Introduction to VC Method
In the fast-paced world of entrepreneurship, securing funding is often crucial for startups to grow and thrive. One popular method employed by venture capitalists is the venture capital (VC) method of startup valuation. This approach assesses the potential future returns and associated risks of investing in early-stage companies. In this blog post, we will delve into the intricacies of the venture capital method, exploring its key components and shedding light on how it aids investors in making informed investment decisions.
Understanding the VC Method
The venture capital method is a valuation framework used by venture capitalists when considering investments in startups. Unlike traditional valuation methods that focus on historical financial performance, the VC method emphasizes the future growth potential of a company.
The first step in this approach involves estimating the potential exit value. Venture capitalists typically invest in startups with the expectation of an exit event, such as an IPO or acquisition. By estimating the future value of the startup at the time of exit, investors can gauge the potential return on their investment.

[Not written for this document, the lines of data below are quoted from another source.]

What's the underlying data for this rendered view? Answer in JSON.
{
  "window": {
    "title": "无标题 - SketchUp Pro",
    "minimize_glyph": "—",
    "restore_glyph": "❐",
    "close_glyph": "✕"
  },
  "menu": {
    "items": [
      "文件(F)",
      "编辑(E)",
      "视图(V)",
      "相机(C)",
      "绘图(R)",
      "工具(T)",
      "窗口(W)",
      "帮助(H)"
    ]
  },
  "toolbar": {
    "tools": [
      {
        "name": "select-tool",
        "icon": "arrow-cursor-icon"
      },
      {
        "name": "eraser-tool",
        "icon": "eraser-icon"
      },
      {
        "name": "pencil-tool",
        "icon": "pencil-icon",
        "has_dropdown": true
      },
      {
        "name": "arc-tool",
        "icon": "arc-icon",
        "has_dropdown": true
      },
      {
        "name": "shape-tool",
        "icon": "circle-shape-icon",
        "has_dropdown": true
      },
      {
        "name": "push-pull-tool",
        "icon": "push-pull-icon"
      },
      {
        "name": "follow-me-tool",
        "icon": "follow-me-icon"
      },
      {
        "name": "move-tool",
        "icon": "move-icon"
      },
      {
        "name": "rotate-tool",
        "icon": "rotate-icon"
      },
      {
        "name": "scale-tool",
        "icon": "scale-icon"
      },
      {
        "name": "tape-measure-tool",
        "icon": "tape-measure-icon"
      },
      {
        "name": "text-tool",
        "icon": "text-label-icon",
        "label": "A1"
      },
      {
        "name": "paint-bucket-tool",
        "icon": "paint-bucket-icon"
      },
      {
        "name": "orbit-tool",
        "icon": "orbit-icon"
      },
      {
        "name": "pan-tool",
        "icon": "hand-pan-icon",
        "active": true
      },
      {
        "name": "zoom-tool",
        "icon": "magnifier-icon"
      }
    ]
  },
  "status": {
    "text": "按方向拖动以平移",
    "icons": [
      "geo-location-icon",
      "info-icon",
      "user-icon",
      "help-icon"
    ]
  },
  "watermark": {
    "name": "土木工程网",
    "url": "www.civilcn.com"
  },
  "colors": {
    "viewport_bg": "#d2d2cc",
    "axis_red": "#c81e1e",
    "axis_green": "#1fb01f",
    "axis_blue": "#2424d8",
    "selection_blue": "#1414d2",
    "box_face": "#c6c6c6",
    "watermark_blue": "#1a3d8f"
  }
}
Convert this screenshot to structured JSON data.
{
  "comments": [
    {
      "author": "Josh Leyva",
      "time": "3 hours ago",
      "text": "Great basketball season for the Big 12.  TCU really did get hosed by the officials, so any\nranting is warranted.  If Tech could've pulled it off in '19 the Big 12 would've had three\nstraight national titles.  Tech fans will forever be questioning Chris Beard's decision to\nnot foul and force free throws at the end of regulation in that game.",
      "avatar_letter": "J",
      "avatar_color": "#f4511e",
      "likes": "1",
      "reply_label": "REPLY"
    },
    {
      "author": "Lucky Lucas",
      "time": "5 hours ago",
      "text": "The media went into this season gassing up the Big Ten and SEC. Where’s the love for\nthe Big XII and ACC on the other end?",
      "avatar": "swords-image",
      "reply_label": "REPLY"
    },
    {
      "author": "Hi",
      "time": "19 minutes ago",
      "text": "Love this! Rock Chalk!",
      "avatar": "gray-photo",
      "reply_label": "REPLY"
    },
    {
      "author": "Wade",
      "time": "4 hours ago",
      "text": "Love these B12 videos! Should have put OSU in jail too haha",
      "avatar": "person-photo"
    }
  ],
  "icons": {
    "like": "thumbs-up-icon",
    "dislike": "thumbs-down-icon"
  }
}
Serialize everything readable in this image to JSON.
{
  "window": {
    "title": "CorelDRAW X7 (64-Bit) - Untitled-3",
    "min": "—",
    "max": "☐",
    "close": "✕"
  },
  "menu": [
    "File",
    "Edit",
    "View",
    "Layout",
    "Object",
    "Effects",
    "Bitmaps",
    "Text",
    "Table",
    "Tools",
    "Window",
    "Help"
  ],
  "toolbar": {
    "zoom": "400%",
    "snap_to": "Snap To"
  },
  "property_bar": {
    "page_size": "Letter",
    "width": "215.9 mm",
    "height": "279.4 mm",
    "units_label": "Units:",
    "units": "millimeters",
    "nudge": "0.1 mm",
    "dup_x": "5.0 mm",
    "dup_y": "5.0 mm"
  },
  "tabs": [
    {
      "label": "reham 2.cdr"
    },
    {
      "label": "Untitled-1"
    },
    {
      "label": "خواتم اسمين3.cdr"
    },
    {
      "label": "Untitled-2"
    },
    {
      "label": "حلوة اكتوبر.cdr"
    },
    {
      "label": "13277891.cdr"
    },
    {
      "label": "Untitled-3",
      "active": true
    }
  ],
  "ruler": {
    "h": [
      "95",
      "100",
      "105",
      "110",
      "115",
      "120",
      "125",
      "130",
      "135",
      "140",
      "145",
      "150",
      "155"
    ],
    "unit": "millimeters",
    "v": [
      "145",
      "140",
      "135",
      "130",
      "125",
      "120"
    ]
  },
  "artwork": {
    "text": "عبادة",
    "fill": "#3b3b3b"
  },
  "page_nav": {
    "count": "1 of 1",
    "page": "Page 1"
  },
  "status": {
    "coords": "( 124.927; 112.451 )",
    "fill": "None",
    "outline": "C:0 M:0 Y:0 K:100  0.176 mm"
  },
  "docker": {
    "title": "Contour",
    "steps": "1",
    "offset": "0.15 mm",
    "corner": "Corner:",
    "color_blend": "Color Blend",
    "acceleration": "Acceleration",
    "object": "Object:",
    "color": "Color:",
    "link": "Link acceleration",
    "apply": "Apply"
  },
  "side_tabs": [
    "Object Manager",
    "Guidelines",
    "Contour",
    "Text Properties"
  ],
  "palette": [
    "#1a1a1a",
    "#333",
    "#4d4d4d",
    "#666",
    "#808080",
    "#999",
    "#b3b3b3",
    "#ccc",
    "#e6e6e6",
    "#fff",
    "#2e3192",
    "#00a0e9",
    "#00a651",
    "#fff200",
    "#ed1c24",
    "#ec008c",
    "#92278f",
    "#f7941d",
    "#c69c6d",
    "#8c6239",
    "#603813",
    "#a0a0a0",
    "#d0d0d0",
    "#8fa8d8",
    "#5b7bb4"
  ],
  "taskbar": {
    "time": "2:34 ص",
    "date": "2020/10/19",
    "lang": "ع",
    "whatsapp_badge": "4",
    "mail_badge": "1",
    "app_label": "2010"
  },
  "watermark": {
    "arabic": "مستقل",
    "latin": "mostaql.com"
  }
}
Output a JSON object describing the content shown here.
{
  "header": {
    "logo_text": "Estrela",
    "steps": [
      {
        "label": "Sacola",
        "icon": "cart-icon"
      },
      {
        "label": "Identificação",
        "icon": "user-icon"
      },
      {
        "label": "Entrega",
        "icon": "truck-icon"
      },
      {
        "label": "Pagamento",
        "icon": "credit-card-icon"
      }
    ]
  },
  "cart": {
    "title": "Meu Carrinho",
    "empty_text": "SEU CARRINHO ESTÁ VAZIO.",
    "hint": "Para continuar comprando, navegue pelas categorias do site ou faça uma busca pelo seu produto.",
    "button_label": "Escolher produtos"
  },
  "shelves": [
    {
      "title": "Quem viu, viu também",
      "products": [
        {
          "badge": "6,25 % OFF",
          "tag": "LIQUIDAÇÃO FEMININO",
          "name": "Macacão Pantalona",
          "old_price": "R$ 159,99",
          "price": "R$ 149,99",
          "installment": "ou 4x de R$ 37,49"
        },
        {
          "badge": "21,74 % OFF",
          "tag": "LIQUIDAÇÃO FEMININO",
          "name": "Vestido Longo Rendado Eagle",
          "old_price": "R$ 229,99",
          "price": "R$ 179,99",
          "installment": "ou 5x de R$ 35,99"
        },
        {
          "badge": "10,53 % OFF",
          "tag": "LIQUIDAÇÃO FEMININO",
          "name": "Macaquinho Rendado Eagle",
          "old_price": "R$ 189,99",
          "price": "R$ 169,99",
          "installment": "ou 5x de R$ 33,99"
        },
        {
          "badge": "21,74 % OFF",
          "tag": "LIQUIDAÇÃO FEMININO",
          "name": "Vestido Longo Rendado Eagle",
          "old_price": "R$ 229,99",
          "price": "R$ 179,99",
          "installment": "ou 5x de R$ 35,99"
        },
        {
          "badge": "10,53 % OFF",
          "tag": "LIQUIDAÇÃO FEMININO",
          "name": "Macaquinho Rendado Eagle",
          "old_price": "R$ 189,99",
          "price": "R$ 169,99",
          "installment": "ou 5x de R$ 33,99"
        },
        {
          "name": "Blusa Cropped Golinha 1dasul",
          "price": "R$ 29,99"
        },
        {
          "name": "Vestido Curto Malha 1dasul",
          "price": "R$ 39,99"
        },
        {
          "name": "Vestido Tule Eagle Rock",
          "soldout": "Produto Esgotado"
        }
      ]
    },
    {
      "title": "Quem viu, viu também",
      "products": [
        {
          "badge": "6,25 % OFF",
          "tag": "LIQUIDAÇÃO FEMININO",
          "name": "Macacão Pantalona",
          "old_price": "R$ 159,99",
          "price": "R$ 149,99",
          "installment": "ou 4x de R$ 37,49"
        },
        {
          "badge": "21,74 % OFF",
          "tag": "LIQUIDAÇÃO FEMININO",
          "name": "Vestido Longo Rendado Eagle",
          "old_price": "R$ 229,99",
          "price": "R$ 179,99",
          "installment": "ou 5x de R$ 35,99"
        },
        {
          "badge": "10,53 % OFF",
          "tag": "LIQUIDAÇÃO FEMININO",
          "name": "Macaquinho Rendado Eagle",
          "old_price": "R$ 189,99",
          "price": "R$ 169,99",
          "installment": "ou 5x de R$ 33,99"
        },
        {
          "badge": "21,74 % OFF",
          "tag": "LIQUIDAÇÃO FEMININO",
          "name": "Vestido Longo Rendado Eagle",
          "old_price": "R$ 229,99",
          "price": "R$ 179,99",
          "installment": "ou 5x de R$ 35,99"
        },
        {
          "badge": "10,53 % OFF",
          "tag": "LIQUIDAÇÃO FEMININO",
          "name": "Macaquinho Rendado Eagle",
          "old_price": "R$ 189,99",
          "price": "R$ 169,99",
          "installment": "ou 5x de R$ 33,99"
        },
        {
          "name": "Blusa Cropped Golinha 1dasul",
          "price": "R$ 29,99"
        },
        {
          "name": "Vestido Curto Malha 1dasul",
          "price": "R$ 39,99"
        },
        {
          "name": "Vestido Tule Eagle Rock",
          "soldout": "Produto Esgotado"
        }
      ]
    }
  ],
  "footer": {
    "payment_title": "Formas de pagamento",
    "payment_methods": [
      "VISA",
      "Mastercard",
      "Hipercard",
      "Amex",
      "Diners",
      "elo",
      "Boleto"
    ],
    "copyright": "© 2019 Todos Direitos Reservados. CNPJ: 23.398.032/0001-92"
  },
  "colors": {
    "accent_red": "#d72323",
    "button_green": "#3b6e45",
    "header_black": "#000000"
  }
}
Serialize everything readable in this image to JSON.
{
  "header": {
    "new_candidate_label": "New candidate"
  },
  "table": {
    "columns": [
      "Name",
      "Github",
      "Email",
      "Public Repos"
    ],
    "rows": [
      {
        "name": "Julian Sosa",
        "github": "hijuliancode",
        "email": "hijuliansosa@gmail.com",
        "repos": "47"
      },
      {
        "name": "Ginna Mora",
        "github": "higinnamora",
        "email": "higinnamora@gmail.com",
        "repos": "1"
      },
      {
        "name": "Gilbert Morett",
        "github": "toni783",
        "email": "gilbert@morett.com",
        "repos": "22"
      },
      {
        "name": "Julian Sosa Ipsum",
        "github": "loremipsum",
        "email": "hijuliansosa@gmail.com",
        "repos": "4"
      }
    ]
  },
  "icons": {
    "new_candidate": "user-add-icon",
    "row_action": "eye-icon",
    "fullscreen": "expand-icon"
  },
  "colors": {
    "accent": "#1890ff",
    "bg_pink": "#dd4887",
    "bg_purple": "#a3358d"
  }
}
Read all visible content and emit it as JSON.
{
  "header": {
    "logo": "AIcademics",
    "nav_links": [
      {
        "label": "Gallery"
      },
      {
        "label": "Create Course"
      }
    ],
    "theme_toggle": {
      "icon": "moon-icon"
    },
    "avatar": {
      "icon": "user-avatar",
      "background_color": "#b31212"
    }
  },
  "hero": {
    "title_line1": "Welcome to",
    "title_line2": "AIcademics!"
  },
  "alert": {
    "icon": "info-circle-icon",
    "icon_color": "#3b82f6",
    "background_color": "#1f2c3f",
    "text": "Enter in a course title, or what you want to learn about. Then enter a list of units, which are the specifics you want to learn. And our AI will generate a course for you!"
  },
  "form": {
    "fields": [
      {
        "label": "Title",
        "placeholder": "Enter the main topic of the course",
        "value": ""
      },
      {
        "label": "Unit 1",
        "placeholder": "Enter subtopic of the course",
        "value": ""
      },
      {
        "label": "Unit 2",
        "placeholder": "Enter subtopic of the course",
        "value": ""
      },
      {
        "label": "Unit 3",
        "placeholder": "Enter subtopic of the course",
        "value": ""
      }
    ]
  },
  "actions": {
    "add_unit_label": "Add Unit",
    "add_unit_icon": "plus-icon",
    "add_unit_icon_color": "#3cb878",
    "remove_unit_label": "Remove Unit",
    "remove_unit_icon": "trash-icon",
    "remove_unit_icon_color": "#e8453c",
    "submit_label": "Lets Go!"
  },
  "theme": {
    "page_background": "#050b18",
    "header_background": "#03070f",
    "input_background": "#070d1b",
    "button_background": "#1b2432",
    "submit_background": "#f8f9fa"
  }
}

Next, the expected holding period is determined. This period refers to the anticipated time required for the startup to reach the exit event. Holding periods can vary significantly depending on the nature of the business, the industry, and other relevant factors.
Factoring in the risk is a critical aspect of the VC method. Various risk factors associated with the startup, including market competition, product development stage, team experience, intellectual property protection, and scalability potential, are evaluated. These risk factors are incorporated into the valuation calculation, allowing venture capitalists to account for the inherent uncertainties involved in investing in early-stage ventures.
The VC method employs a simple valuation formula to calculate the worth of a startup. The formula is as follows:
Valuation = Exit Value / (1 + Required Rate of Return)^(Holding Period)
In this formula, the exit value represents the estimated future value of the startup at the time of exit, the required rate of return reflects the investor’s desired ROI, and the holding period is the anticipated time to exit.
To illustrate, let’s consider an example. Suppose a venture capitalist estimates the potential exit value of a startup to be $50 million, and they expect a holding period of five years with a required rate of return of 30%. Using the formula, the valuation would be calculated as follows:
Valuation = $50 million / (1 + 0.30)^(5)
Valuation = $50 million / (1.30)^5
Valuation ≈ $18.38 million
It’s important to note that this valuation serves as a starting point for negotiations and is subject to adjustments for factors such as dilution and preferred stock, which can impact the equity stake acquired by the venture capitalist.
Advantages and Limitations
The venture capital method offers several advantages for both investors and entrepreneurs. For investors, it provides a framework to assess the potential returns and risks associated with investing in startups. By focusing on the future growth prospects of a company, venture capitalists can identify opportunities with high growth potential.
For entrepreneurs seeking funding, understanding the VC method can be beneficial. By familiarizing themselves with the factors that influence valuations, entrepreneurs can better position their startups and tailor their pitches to meet investor expectations.
However, it’s important to acknowledge the limitations of the VC method. Valuing startups is inherently challenging due to the uncertainties and risks associated with early-stage ventures. The accuracy of the valuation heavily relies on the accuracy of assumptions made regarding the exit value, holding period, and required rate of return. Additionally, the VC method may not adequately account for unique circumstances or industry-specific factors that could significantly impact a startup’s valuation.